By taking on an upright position, on two feet, the human species gained many benefits, while at the same time putting much greater loads on our spine. Spine as a segment of our skeleton is connected with both the head, through the neck, and to lower extremities through the pelvis and hips. Therefore it is one of the most important, but also one of the most problematic areas of the human locomotor apparatus. The spine acts as a bony column that enables our vertical stance. There are 7 cervical, 12 thoracic, 5 lumbar, the sacrum which has one big (5 fused smaller) vertebrae and the coccygeal bone that has 4 to 6 fused vertebrae. The spine has, as an answer to our upright position, developed 3 curves that in her sagittal section leave an impression of a double S letter. There is the cervical lordosis, thoracic kyphosis and the lumbar lordosis. Bad posture, lack of physical activity and long periods of sitting can lead to an increase or decrease in the range of motion of these spinal curves (hiper or hypolordosis, hiper or hypokyphosis, scoliosis) and in that way the load on the spine as a whole or on certain parts of it grows significantly. Between vertebrae there are softer parts called intervertebral discs with the purpose of decreasing the friction, in other words the discs serve as shock absorbers and help decrease the load on the vertebrae. The discs have a fibrose ring called anulus fibrosus and a soft core called nucleus pulposus. Two connecting discs and their belonging intervertebral disc make a so called dynamic vertebral segment, a place where degenerative changes or pain occur most often because it acts as a joint, a place where the movement occurs in the spine.

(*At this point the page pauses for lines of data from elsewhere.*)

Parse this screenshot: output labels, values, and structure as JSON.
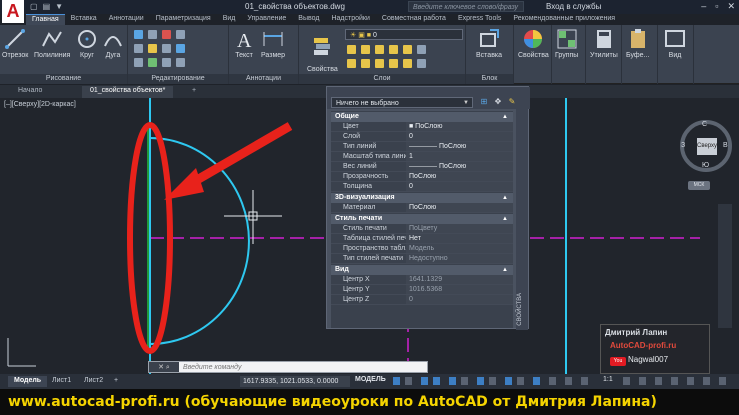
{
  "titlebar": {
    "app_logo": "A",
    "doc_title": "01_свойства объектов.dwg",
    "search_placeholder": "Введите ключевое слово/фразу",
    "login": "Вход в службы",
    "qat": [
      "▢",
      "▤",
      "▼"
    ]
  },
  "ribbon_tabs": [
    "Главная",
    "Вставка",
    "Аннотации",
    "Параметризация",
    "Вид",
    "Управление",
    "Вывод",
    "Надстройки",
    "Совместная работа",
    "Express Tools",
    "Рекомендованные приложения"
  ],
  "ribbon_panels": {
    "drawing": {
      "title": "Рисование",
      "tools": [
        "Отрезок",
        "Полилиния",
        "Круг",
        "Дуга"
      ]
    },
    "modify": {
      "title": "Редактирование"
    },
    "annotations": {
      "title": "Аннотации",
      "tools": [
        "Текст",
        "Размер"
      ]
    },
    "layers": {
      "title": "Слои",
      "props_label": "Свойства\nслоя",
      "current_layer": "0"
    },
    "block": {
      "title": "Блок",
      "tools": [
        "Вставка"
      ]
    },
    "right_tools": [
      "Свойства",
      "Группы",
      "Утилиты",
      "Буфе...",
      "Вид"
    ]
  },
  "file_tabs": [
    "Начало",
    "01_свойства объектов*",
    "+"
  ],
  "viewport": {
    "label": "[–][Сверху][2D-каркас]"
  },
  "properties": {
    "selection": "Ничего не выбрано",
    "side_label": "СВОЙСТВА",
    "sections": [
      {
        "title": "Общие",
        "rows": [
          {
            "k": "Цвет",
            "v": "■ ПоСлою"
          },
          {
            "k": "Слой",
            "v": "0"
          },
          {
            "k": "Тип линий",
            "v": "———— ПоСлою"
          },
          {
            "k": "Масштаб типа линий",
            "v": "1"
          },
          {
            "k": "Вес линий",
            "v": "———— ПоСлою"
          },
          {
            "k": "Прозрачность",
            "v": "ПоСлою"
          },
          {
            "k": "Толщина",
            "v": "0"
          }
        ]
      },
      {
        "title": "3D-визуализация",
        "rows": [
          {
            "k": "Материал",
            "v": "ПоСлою"
          }
        ]
      },
      {
        "title": "Стиль печати",
        "rows": [
          {
            "k": "Стиль печати",
            "v": "ПоЦвету"
          },
          {
            "k": "Таблица стилей печ...",
            "v": "Нет"
          },
          {
            "k": "Пространство табл...",
            "v": "Модель"
          },
          {
            "k": "Тип стилей печати",
            "v": "Недоступно"
          }
        ]
      },
      {
        "title": "Вид",
        "rows": [
          {
            "k": "Центр X",
            "v": "1641.1329"
          },
          {
            "k": "Центр Y",
            "v": "1016.5368"
          },
          {
            "k": "Центр Z",
            "v": "0"
          }
        ]
      }
    ]
  },
  "viewcube": {
    "face": "Сверху",
    "north": "С",
    "south": "Ю",
    "west": "З",
    "east": "В",
    "wcs": "МСК"
  },
  "command": {
    "placeholder": "Введите команду"
  },
  "watermark": {
    "name": "Дмитрий Лапин",
    "site": "AutoCAD-profi.ru",
    "yt_logo": "You",
    "yt": "Nagwal007"
  },
  "statusbar": {
    "layouts": [
      "Модель",
      "Лист1",
      "Лист2",
      "+"
    ],
    "coords": "1617.9335, 1021.0533, 0.0000",
    "model": "МОДЕЛЬ",
    "scale": "1:1"
  },
  "banner": "www.autocad-profi.ru  (обучающие видеоуроки по AutoCAD от Дмитрия Лапина)",
  "colors": {
    "accent": "#4a90d9",
    "annotation_red": "#e8221b",
    "cyan_geometry": "#2ec8f0",
    "magenta_axis": "#d020d0"
  }
}
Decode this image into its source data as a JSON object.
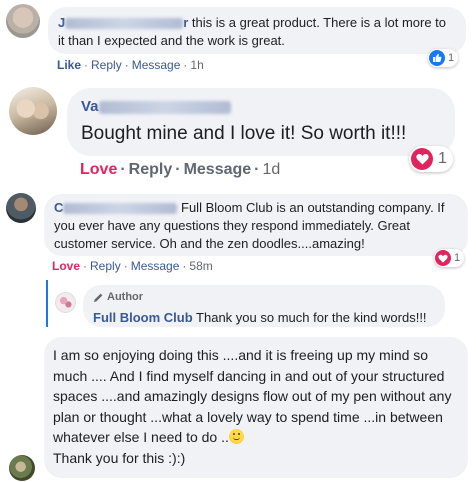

The reasons why pain appears in human back are many, from a sedentary way of life with a deficiency of physical activity, the aging process, genetic factors, trauma, etc. There is statistical data claiming that up to 80% of the overall population has or will experience some form of back pain. Degenerative changes first start developing on discs, their elasticity decreases, their form changes, the fibers of annulus fibrosus can develope small tears or fissures, intervertebral space can get narrowed, discs can slide out of their placement and even the nucleus pulposus can leak out of them if the annulus breaks. All of these changes put a much bigger load on the vertebrae itself and in the end on the spine as a whole. Spine deformations are caused by changes and wearing away of its parts and by sliding of vertebrae out of proper position which can lead to pressure on the nerves in the near vicinity of said vertabrae. They can also be caused by weak paravertebral musculature responsible for proper posture, by lack of physical activity and by longterm unnatural positioning of the spine. Deformations and pain in the back or spine can lead to a series of difficulties in other parts of the human body such as, migraine, tingling of the hands, feet or legs, chest pain, changes in hip positioning, loss or decrease of senses, etc. The pain can be acute, caused by a trauma or sudden movements that go beyond the range of motion of our back, or chronic, a result of a longlasting wear and tear of the integral parts in our spine and last through a longer period of time with varrying pain levels. Pain most often occurs in parts of our spine where a more mobile part of the spine connects to a part that is less mobile (lumbar spine, eg. L4-L5 or L5-S1).
As stated, there can be an array of degenerative changes in the spine region and its segments, with some of the prevailing ones being cervical pain syndrome (neck pain), cervico-brachial pain syndrome (neck pain that spreads in the shoulder and arm region), cervicocephalic pain syndrome (neck pain that spreads into the base of the head), lumbago, sciatica, spondylolisthesis, disc prolapse, disc protrusion or extrusion.